- Stored records:
####
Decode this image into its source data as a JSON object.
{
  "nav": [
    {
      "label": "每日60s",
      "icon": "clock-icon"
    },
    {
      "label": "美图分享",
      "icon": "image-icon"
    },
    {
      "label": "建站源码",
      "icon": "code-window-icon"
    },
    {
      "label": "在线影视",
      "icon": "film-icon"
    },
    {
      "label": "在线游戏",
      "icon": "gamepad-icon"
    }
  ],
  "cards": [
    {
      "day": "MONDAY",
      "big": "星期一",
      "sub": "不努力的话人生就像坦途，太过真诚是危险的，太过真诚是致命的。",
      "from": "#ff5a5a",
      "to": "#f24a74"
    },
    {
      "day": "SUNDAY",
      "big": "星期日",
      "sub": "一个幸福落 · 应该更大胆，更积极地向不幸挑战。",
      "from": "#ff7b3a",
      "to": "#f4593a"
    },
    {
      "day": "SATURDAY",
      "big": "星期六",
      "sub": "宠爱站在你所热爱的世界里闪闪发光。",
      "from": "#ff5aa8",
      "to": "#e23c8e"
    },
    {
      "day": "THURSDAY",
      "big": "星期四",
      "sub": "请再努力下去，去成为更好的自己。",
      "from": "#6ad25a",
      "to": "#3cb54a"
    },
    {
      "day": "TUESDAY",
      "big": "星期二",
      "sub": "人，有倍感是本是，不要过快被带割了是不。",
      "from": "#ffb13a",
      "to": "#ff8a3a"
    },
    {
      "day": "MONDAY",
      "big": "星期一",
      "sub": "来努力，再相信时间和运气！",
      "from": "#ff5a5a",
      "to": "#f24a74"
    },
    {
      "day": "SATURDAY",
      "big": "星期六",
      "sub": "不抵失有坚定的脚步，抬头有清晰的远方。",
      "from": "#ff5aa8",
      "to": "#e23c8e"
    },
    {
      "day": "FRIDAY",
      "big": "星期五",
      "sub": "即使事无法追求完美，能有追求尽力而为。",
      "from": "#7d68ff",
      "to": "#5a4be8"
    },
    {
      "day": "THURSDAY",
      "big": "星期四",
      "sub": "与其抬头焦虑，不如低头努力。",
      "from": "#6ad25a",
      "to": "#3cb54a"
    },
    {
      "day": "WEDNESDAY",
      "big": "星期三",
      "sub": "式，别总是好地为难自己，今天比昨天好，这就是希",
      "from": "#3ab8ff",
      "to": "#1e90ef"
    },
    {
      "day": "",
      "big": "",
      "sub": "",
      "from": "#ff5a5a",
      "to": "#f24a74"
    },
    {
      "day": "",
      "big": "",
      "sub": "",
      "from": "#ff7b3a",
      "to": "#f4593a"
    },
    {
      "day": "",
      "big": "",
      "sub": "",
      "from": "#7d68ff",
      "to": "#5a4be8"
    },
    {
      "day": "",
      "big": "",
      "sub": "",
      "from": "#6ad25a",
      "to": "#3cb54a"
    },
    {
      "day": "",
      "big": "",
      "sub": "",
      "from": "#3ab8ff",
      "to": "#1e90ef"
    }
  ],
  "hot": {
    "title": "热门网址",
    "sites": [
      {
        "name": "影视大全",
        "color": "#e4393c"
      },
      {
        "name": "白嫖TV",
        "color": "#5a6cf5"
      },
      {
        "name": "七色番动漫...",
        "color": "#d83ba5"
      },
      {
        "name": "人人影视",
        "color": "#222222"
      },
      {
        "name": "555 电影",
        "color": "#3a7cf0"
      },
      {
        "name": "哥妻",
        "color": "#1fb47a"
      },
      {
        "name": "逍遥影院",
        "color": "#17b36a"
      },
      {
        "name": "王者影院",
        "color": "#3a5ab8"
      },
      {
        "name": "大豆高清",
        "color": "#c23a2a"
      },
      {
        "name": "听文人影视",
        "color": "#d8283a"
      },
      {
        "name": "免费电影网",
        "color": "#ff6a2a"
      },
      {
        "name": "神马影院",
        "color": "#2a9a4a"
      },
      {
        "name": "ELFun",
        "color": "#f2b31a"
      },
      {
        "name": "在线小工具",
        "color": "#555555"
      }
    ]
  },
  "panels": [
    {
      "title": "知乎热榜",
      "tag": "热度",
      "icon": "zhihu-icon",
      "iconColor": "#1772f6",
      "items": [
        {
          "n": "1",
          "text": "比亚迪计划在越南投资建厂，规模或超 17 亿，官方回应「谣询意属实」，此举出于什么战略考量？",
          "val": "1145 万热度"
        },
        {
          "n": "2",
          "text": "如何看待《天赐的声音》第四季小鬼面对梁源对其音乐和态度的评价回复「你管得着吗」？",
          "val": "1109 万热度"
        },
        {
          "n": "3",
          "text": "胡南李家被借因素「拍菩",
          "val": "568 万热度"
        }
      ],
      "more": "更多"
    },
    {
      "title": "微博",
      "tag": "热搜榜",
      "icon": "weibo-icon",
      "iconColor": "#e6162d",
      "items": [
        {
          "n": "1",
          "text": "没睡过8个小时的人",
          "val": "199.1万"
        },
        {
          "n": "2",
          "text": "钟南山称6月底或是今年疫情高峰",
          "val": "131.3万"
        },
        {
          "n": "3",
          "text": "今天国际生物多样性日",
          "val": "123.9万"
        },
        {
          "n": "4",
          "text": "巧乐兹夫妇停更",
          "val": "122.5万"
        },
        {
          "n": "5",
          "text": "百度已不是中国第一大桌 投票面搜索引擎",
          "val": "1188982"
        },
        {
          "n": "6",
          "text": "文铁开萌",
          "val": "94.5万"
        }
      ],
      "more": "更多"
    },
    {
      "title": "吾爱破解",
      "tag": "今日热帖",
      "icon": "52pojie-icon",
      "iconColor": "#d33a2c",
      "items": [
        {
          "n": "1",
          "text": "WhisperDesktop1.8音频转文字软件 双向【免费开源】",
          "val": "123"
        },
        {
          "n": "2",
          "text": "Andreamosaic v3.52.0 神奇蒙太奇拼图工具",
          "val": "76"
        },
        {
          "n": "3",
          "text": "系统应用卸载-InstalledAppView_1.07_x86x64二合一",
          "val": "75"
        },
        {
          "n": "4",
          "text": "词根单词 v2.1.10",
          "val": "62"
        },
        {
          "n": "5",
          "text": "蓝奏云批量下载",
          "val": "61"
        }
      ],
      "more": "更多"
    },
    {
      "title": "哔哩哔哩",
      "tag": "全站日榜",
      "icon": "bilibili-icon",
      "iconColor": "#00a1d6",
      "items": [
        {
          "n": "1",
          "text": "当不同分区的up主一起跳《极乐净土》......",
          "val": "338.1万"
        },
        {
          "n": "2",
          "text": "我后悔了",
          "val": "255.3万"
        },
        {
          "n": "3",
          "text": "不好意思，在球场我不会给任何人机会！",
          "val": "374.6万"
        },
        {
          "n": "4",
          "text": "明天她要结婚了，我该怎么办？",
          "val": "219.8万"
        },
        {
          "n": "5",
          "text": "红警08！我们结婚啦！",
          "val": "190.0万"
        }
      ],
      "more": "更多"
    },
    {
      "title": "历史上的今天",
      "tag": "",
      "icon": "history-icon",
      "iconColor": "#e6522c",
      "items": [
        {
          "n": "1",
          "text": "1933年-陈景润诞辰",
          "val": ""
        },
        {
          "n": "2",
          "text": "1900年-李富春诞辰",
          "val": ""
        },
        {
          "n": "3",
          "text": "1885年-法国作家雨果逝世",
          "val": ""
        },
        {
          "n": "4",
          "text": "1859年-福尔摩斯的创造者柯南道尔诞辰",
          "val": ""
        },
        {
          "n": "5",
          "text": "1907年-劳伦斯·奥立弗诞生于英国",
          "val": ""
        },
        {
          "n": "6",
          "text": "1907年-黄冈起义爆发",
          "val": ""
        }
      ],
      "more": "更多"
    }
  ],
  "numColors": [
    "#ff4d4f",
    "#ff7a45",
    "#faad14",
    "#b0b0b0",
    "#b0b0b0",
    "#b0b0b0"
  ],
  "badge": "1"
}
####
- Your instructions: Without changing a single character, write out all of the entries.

- Response below:
Decode this image into its source data as a JSON object.
{
  "nav": [
    {
      "label": "每日60s",
      "icon": "clock-icon"
    },
    {
      "label": "美图分享",
      "icon": "image-icon"
    },
    {
      "label": "建站源码",
      "icon": "code-window-icon"
    },
    {
      "label": "在线影视",
      "icon": "film-icon"
    },
    {
      "label": "在线游戏",
      "icon": "gamepad-icon"
    }
  ],
  "cards": [
    {
      "day": "MONDAY",
      "big": "星期一",
      "sub": "不努力的话人生就像坦途，太过真诚是危险的，太过真诚是致命的。",
      "from": "#ff5a5a",
      "to": "#f24a74"
    },
    {
      "day": "SUNDAY",
      "big": "星期日",
      "sub": "一个幸福落 · 应该更大胆，更积极地向不幸挑战。",
      "from": "#ff7b3a",
      "to": "#f4593a"
    },
    {
      "day": "SATURDAY",
      "big": "星期六",
      "sub": "宠爱站在你所热爱的世界里闪闪发光。",
      "from": "#ff5aa8",
      "to": "#e23c8e"
    },
    {
      "day": "THURSDAY",
      "big": "星期四",
      "sub": "请再努力下去，去成为更好的自己。",
      "from": "#6ad25a",
      "to": "#3cb54a"
    },
    {
      "day": "TUESDAY",
      "big": "星期二",
      "sub": "人，有倍感是本是，不要过快被带割了是不。",
      "from": "#ffb13a",
      "to": "#ff8a3a"
    },
    {
      "day": "MONDAY",
      "big": "星期一",
      "sub": "来努力，再相信时间和运气！",
      "from": "#ff5a5a",
      "to": "#f24a74"
    },
    {
      "day": "SATURDAY",
      "big": "星期六",
      "sub": "不抵失有坚定的脚步，抬头有清晰的远方。",
      "from": "#ff5aa8",
      "to": "#e23c8e"
    },
    {
      "day": "FRIDAY",
      "big": "星期五",
      "sub": "即使事无法追求完美，能有追求尽力而为。",
      "from": "#7d68ff",
      "to": "#5a4be8"
    },
    {
      "day": "THURSDAY",
      "big": "星期四",
      "sub": "与其抬头焦虑，不如低头努力。",
      "from": "#6ad25a",
      "to": "#3cb54a"
    },
    {
      "day": "WEDNESDAY",
      "big": "星期三",
      "sub": "式，别总是好地为难自己，今天比昨天好，这就是希",
      "from": "#3ab8ff",
      "to": "#1e90ef"
    },
    {
      "day": "",
      "big": "",
      "sub": "",
      "from": "#ff5a5a",
      "to": "#f24a74"
    },
    {
      "day": "",
      "big": "",
      "sub": "",
      "from": "#ff7b3a",
      "to": "#f4593a"
    },
    {
      "day": "",
      "big": "",
      "sub": "",
      "from": "#7d68ff",
      "to": "#5a4be8"
    },
    {
      "day": "",
      "big": "",
      "sub": "",
      "from": "#6ad25a",
      "to": "#3cb54a"
    },
    {
      "day": "",
      "big": "",
      "sub": "",
      "from": "#3ab8ff",
      "to": "#1e90ef"
    }
  ],
  "hot": {
    "title": "热门网址",
    "sites": [
      {
        "name": "影视大全",
        "color": "#e4393c"
      },
      {
        "name": "白嫖TV",
        "color": "#5a6cf5"
      },
      {
        "name": "七色番动漫...",
        "color": "#d83ba5"
      },
      {
        "name": "人人影视",
        "color": "#222222"
      },
      {
        "name": "555 电影",
        "color": "#3a7cf0"
      },
      {
        "name": "哥妻",
        "color": "#1fb47a"
      },
      {
        "name": "逍遥影院",
        "color": "#17b36a"
      },
      {
        "name": "王者影院",
        "color": "#3a5ab8"
      },
      {
        "name": "大豆高清",
        "color": "#c23a2a"
      },
      {
        "name": "听文人影视",
        "color": "#d8283a"
      },
      {
        "name": "免费电影网",
        "color": "#ff6a2a"
      },
      {
        "name": "神马影院",
        "color": "#2a9a4a"
      },
      {
        "name": "ELFun",
        "color": "#f2b31a"
      },
      {
        "name": "在线小工具",
        "color": "#555555"
      }
    ]
  },
  "panels": [
    {
      "title": "知乎热榜",
      "tag": "热度",
      "icon": "zhihu-icon",
      "iconColor": "#1772f6",
      "items": [
        {
          "n": "1",
          "text": "比亚迪计划在越南投资建厂，规模或超 17 亿，官方回应「谣询意属实」，此举出于什么战略考量？",
          "val": "1145 万热度"
        },
        {
          "n": "2",
          "text": "如何看待《天赐的声音》第四季小鬼面对梁源对其音乐和态度的评价回复「你管得着吗」？",
          "val": "1109 万热度"
        },
        {
          "n": "3",
          "text": "胡南李家被借因素「拍菩",
          "val": "568 万热度"
        }
      ],
      "more": "更多"
    },
    {
      "title": "微博",
      "tag": "热搜榜",
      "icon": "weibo-icon",
      "iconColor": "#e6162d",
      "items": [
        {
          "n": "1",
          "text": "没睡过8个小时的人",
          "val": "199.1万"
        },
        {
          "n": "2",
          "text": "钟南山称6月底或是今年疫情高峰",
          "val": "131.3万"
        },
        {
          "n": "3",
          "text": "今天国际生物多样性日",
          "val": "123.9万"
        },
        {
          "n": "4",
          "text": "巧乐兹夫妇停更",
          "val": "122.5万"
        },
        {
          "n": "5",
          "text": "百度已不是中国第一大桌 投票面搜索引擎",
          "val": "1188982"
        },
        {
          "n": "6",
          "text": "文铁开萌",
          "val": "94.5万"
        }
      ],
      "more": "更多"
    },
    {
      "title": "吾爱破解",
      "tag": "今日热帖",
      "icon": "52pojie-icon",
      "iconColor": "#d33a2c",
      "items": [
        {
          "n": "1",
          "text": "WhisperDesktop1.8音频转文字软件 双向【免费开源】",
          "val": "123"
        },
        {
          "n": "2",
          "text": "Andreamosaic v3.52.0 神奇蒙太奇拼图工具",
          "val": "76"
        },
        {
          "n": "3",
          "text": "系统应用卸载-InstalledAppView_1.07_x86x64二合一",
          "val": "75"
        },
        {
          "n": "4",
          "text": "词根单词 v2.1.10",
          "val": "62"
        },
        {
          "n": "5",
          "text": "蓝奏云批量下载",
          "val": "61"
        }
      ],
      "more": "更多"
    },
    {
      "title": "哔哩哔哩",
      "tag": "全站日榜",
      "icon": "bilibili-icon",
      "iconColor": "#00a1d6",
      "items": [
        {
          "n": "1",
          "text": "当不同分区的up主一起跳《极乐净土》......",
          "val": "338.1万"
        },
        {
          "n": "2",
          "text": "我后悔了",
          "val": "255.3万"
        },
        {
          "n": "3",
          "text": "不好意思，在球场我不会给任何人机会！",
          "val": "374.6万"
        },
        {
          "n": "4",
          "text": "明天她要结婚了，我该怎么办？",
          "val": "219.8万"
        },
        {
          "n": "5",
          "text": "红警08！我们结婚啦！",
          "val": "190.0万"
        }
      ],
      "more": "更多"
    },
    {
      "title": "历史上的今天",
      "tag": "",
      "icon": "history-icon",
      "iconColor": "#e6522c",
      "items": [
        {
          "n": "1",
          "text": "1933年-陈景润诞辰",
          "val": ""
        },
        {
          "n": "2",
          "text": "1900年-李富春诞辰",
          "val": ""
        },
        {
          "n": "3",
          "text": "1885年-法国作家雨果逝世",
          "val": ""
        },
        {
          "n": "4",
          "text": "1859年-福尔摩斯的创造者柯南道尔诞辰",
          "val": ""
        },
        {
          "n": "5",
          "text": "1907年-劳伦斯·奥立弗诞生于英国",
          "val": ""
        },
        {
          "n": "6",
          "text": "1907年-黄冈起义爆发",
          "val": ""
        }
      ],
      "more": "更多"
    }
  ],
  "numColors": [
    "#ff4d4f",
    "#ff7a45",
    "#faad14",
    "#b0b0b0",
    "#b0b0b0",
    "#b0b0b0"
  ],
  "badge": "1"
}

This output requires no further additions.